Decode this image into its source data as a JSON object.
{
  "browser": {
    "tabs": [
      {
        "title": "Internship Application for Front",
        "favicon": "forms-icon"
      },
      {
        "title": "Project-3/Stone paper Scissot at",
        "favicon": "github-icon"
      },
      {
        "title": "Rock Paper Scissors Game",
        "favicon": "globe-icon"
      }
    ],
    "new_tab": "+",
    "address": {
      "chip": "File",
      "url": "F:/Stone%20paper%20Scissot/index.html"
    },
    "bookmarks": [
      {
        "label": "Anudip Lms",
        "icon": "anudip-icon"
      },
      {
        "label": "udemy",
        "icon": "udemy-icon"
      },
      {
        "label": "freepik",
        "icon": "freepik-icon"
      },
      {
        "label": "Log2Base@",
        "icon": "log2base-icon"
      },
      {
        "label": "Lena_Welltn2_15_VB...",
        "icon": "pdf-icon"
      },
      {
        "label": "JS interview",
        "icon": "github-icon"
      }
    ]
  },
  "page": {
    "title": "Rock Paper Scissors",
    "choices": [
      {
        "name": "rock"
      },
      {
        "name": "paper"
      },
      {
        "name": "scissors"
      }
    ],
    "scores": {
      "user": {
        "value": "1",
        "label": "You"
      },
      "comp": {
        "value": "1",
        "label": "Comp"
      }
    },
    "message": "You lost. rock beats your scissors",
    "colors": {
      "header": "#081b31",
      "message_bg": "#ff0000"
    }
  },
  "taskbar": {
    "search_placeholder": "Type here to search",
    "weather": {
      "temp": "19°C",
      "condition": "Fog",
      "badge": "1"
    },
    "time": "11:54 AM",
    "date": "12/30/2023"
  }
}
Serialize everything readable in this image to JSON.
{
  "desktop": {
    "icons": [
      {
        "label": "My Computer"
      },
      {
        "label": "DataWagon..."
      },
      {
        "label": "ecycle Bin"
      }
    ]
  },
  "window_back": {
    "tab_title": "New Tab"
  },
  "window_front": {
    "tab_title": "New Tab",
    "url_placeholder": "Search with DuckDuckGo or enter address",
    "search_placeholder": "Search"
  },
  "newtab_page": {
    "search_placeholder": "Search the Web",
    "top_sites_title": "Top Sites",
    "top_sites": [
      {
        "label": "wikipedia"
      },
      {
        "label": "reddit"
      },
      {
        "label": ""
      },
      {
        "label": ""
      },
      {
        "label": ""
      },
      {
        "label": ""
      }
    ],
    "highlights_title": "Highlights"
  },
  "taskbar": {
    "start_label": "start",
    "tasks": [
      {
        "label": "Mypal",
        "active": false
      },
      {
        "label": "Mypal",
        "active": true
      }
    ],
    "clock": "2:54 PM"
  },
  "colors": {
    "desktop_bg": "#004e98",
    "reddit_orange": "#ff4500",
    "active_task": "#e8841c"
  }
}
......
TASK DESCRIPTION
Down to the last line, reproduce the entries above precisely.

TASK RESULT
Decode this image into its source data as a JSON object.
{
  "browser": {
    "tabs": [
      {
        "title": "Internship Application for Front",
        "favicon": "forms-icon"
      },
      {
        "title": "Project-3/Stone paper Scissot at",
        "favicon": "github-icon"
      },
      {
        "title": "Rock Paper Scissors Game",
        "favicon": "globe-icon"
      }
    ],
    "new_tab": "+",
    "address": {
      "chip": "File",
      "url": "F:/Stone%20paper%20Scissot/index.html"
    },
    "bookmarks": [
      {
        "label": "Anudip Lms",
        "icon": "anudip-icon"
      },
      {
        "label": "udemy",
        "icon": "udemy-icon"
      },
      {
        "label": "freepik",
        "icon": "freepik-icon"
      },
      {
        "label": "Log2Base@",
        "icon": "log2base-icon"
      },
      {
        "label": "Lena_Welltn2_15_VB...",
        "icon": "pdf-icon"
      },
      {
        "label": "JS interview",
        "icon": "github-icon"
      }
    ]
  },
  "page": {
    "title": "Rock Paper Scissors",
    "choices": [
      {
        "name": "rock"
      },
      {
        "name": "paper"
      },
      {
        "name": "scissors"
      }
    ],
    "scores": {
      "user": {
        "value": "1",
        "label": "You"
      },
      "comp": {
        "value": "1",
        "label": "Comp"
      }
    },
    "message": "You lost. rock beats your scissors",
    "colors": {
      "header": "#081b31",
      "message_bg": "#ff0000"
    }
  },
  "taskbar": {
    "search_placeholder": "Type here to search",
    "weather": {
      "temp": "19°C",
      "condition": "Fog",
      "badge": "1"
    },
    "time": "11:54 AM",
    "date": "12/30/2023"
  }
}
Serialize everything readable in this image to JSON.
{
  "desktop": {
    "icons": [
      {
        "label": "My Computer"
      },
      {
        "label": "DataWagon..."
      },
      {
        "label": "ecycle Bin"
      }
    ]
  },
  "window_back": {
    "tab_title": "New Tab"
  },
  "window_front": {
    "tab_title": "New Tab",
    "url_placeholder": "Search with DuckDuckGo or enter address",
    "search_placeholder": "Search"
  },
  "newtab_page": {
    "search_placeholder": "Search the Web",
    "top_sites_title": "Top Sites",
    "top_sites": [
      {
        "label": "wikipedia"
      },
      {
        "label": "reddit"
      },
      {
        "label": ""
      },
      {
        "label": ""
      },
      {
        "label": ""
      },
      {
        "label": ""
      }
    ],
    "highlights_title": "Highlights"
  },
  "taskbar": {
    "start_label": "start",
    "tasks": [
      {
        "label": "Mypal",
        "active": false
      },
      {
        "label": "Mypal",
        "active": true
      }
    ],
    "clock": "2:54 PM"
  },
  "colors": {
    "desktop_bg": "#004e98",
    "reddit_orange": "#ff4500",
    "active_task": "#e8841c"
  }
}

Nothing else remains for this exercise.